• Task
From the data that follows, copy every line with the string "paspauskite".

--- Given entries ---

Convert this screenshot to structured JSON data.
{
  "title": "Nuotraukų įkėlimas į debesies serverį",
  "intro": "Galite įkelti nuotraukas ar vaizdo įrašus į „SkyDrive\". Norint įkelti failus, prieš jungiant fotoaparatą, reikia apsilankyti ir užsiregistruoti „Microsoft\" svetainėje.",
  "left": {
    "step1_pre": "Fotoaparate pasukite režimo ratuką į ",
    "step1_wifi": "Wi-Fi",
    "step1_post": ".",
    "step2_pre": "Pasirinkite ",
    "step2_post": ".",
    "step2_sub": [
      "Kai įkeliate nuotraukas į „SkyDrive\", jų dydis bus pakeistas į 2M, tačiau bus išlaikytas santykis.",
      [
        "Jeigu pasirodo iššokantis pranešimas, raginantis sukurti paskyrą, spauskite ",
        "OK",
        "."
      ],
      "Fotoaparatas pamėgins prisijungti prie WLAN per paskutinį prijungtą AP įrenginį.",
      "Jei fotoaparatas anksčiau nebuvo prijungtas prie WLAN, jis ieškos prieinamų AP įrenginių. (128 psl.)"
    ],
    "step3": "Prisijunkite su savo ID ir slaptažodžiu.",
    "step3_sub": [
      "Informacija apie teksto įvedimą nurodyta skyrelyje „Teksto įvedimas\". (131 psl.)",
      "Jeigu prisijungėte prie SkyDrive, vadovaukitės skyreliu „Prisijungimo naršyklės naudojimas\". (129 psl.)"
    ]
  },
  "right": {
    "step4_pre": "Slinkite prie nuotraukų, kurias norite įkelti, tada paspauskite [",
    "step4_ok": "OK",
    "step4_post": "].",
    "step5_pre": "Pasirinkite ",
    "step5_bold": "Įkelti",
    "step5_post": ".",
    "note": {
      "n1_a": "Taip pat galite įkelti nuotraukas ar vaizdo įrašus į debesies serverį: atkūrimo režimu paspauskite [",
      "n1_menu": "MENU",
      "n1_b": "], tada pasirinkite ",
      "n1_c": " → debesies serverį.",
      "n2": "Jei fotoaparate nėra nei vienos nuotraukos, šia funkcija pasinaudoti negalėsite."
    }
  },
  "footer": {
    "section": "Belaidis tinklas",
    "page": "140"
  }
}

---

• Written answer
    "step4_pre": "Slinkite prie nuotraukų, kurias norite įkelti, tada paspauskite [",
      "n1_a": "Taip pat galite įkelti nuotraukas ar vaizdo įrašus į debesies serverį: atkūrimo režimu paspauskite [",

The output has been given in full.